Blatant misinformation--Example 6: (posted 11-24-2009):

On 11-20-2009, mrauto350 listed on eBay an auction entitled "EXTREMELY RARE ANTIQUE DARWIN THINKER STATUE ORIGINAL" (eBay auction # 120495962280; ending on Nov-27-09). The description includes the following statements: "THE STATUE IS NOT A REPRODUCTION THIS IS AN ORGINAL PLASTER OR CERAMIC STATUE OF A MONKEY 'THINKER' " and "THE STATUE HAS BEEN REMADE AND REPRODUCED IN BRONZE AND WOOD ETC. BUT THIS WAS THE ORGINAL ONE". Within a day after the posting, I contacted the seller, pointing out that the scupture is neither "extremely rare" nor original (a poor and cheap imitation of Hugo Rheinhold's "Philosophizing Ape"). As of 11-24-2009, the seller has not corrected his claims.  




Blatant misinformation--Example 7: (accessed 12-14-2011):

Regent Antiques in London offers a sculpture described as a "recast of the famous original work entitled 'Monkey with Skull' by Hugo Rheinhold, German 1853-1900. A model of a chimpanzee entitled Eritus Sicus Deus ( You made a mistake God). " Clearly, this is not a recast but a version different in numerous details from Hugo Rheinhold's sculpture.

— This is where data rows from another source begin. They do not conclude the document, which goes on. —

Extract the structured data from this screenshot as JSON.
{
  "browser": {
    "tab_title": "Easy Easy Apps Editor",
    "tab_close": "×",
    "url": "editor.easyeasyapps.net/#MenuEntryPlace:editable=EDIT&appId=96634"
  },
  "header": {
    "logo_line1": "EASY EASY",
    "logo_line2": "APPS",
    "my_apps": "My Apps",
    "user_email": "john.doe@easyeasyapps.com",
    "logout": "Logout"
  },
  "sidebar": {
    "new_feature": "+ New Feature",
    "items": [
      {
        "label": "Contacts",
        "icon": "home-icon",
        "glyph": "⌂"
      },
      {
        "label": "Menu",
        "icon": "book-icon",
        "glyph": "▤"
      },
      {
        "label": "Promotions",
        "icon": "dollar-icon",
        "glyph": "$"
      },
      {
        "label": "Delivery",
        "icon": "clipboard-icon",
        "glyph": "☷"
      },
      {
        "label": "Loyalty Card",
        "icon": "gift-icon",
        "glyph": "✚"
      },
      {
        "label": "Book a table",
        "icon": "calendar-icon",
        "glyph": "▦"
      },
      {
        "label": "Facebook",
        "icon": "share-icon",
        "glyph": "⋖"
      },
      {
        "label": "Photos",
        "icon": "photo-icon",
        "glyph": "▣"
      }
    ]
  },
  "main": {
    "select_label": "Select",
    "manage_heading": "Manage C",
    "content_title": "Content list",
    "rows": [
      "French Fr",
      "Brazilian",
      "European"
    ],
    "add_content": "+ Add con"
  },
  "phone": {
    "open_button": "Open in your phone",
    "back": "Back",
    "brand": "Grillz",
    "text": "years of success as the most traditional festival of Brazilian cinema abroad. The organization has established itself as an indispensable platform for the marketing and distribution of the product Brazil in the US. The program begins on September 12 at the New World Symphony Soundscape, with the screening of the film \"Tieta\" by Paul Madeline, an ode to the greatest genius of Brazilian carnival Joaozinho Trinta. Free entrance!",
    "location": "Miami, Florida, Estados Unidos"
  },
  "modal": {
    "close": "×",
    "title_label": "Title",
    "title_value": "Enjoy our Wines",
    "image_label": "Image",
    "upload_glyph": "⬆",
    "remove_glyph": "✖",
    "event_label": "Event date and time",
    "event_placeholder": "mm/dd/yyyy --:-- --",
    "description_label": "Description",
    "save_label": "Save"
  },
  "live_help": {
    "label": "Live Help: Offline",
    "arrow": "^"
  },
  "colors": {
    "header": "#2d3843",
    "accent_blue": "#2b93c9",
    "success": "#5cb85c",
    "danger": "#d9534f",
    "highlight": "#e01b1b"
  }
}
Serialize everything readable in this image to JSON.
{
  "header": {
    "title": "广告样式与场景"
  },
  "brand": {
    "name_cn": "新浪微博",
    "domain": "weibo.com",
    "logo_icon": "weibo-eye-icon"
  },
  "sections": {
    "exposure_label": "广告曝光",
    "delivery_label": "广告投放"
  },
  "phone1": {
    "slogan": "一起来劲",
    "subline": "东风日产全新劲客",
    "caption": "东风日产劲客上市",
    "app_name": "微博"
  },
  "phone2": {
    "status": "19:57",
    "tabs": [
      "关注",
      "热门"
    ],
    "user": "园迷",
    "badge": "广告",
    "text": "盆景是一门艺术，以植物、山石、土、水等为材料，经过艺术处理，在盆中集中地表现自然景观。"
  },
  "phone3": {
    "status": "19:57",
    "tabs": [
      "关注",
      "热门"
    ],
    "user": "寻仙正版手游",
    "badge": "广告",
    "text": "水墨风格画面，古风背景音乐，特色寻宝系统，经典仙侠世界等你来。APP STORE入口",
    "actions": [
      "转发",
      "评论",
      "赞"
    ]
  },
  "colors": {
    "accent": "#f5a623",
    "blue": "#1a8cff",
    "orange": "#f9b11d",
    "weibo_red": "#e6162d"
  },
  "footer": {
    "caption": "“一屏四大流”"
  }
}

Regent Antiques also has problem with the Latin language. The correct inscription (on Rheinhold's sculpture) is "ERITIS SICUT DEUS," meaning "You shall be like God." There's not even a hint of a "mistake" in this quote from Genesis. If  the "attention to detail" is as "fantastic" as the seller claims, why couldn't the manufacturer get the Latin inscription at least approximately right." "ERITIOP CUT DE S"--I wouldn't call this "attention to detail."


Back to Rheinhold's Philosophizing Monkey homepage

This page was initially created 5/23/2003. Last updated 12/14/2011.

Axel Schmetzke, Ph.D.



University of Wisconsin-Stevens Point

900 Reserve

Stevens Point, WI 54481